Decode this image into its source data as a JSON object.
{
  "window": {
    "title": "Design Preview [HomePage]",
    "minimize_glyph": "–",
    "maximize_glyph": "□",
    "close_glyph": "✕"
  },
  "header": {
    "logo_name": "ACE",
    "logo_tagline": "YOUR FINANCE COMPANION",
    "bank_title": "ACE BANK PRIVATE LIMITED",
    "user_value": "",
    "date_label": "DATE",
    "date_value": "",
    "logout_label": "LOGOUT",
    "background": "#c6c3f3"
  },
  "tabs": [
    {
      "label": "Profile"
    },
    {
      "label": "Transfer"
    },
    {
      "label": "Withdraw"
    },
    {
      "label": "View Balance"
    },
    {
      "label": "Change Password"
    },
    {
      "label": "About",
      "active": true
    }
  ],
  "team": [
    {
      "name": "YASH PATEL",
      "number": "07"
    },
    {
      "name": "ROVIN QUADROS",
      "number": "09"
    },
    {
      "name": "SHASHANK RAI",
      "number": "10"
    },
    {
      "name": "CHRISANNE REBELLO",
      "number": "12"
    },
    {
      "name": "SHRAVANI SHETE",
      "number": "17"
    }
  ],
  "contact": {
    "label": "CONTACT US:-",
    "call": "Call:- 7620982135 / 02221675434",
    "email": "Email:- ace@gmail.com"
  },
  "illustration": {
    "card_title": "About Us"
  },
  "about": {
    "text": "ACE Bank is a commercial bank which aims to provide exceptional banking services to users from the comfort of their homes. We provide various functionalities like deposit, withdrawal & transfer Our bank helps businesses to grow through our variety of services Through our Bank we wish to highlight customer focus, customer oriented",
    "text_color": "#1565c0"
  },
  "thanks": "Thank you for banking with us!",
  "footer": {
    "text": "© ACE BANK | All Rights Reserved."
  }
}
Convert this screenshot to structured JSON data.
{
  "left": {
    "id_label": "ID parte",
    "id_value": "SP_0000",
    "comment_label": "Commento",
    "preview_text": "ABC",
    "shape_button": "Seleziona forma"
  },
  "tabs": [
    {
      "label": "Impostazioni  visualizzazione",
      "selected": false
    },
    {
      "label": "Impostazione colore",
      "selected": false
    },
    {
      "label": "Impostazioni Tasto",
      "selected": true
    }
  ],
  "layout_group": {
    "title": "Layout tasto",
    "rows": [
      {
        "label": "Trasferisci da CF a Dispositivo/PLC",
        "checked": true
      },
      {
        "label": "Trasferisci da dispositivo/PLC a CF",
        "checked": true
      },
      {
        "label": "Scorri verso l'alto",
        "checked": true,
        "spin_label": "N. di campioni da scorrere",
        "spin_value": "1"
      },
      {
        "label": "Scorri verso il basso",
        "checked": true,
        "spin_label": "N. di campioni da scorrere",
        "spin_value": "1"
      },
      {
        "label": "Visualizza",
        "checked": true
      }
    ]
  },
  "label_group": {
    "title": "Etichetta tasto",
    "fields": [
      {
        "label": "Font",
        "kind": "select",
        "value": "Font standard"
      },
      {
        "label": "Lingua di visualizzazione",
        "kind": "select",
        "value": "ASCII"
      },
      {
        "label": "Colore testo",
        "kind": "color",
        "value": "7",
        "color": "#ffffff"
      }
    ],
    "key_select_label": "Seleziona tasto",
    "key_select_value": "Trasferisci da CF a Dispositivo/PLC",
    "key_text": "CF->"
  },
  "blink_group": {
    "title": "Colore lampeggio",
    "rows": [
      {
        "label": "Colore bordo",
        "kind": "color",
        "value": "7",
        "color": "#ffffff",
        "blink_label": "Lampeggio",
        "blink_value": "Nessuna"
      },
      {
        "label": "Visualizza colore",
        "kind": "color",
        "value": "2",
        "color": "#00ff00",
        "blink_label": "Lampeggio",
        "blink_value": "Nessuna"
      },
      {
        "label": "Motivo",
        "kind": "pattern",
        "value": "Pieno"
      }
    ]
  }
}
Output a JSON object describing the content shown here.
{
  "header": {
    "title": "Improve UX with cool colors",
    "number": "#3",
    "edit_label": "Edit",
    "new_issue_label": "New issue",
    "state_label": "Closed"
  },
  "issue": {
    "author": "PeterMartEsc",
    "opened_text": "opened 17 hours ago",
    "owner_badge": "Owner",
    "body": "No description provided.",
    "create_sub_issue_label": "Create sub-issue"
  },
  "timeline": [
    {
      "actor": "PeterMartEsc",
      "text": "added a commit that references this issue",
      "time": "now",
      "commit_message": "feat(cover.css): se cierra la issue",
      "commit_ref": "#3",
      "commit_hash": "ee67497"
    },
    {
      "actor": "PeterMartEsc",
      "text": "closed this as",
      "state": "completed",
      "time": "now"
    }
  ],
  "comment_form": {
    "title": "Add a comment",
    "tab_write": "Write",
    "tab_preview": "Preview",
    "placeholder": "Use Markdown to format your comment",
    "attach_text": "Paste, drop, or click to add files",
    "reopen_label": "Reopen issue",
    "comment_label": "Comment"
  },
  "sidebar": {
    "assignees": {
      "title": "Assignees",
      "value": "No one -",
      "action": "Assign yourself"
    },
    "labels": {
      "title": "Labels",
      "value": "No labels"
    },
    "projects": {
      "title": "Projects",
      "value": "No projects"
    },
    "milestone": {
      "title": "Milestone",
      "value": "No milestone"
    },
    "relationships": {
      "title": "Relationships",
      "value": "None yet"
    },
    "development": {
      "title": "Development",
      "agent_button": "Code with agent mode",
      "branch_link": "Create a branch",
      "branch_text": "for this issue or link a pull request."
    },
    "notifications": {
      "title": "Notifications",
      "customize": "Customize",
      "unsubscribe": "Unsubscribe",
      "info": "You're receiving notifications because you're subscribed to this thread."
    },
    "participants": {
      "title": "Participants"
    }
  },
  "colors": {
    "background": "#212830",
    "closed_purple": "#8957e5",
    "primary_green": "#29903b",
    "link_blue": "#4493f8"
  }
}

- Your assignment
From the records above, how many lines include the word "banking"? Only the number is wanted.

- Written response
2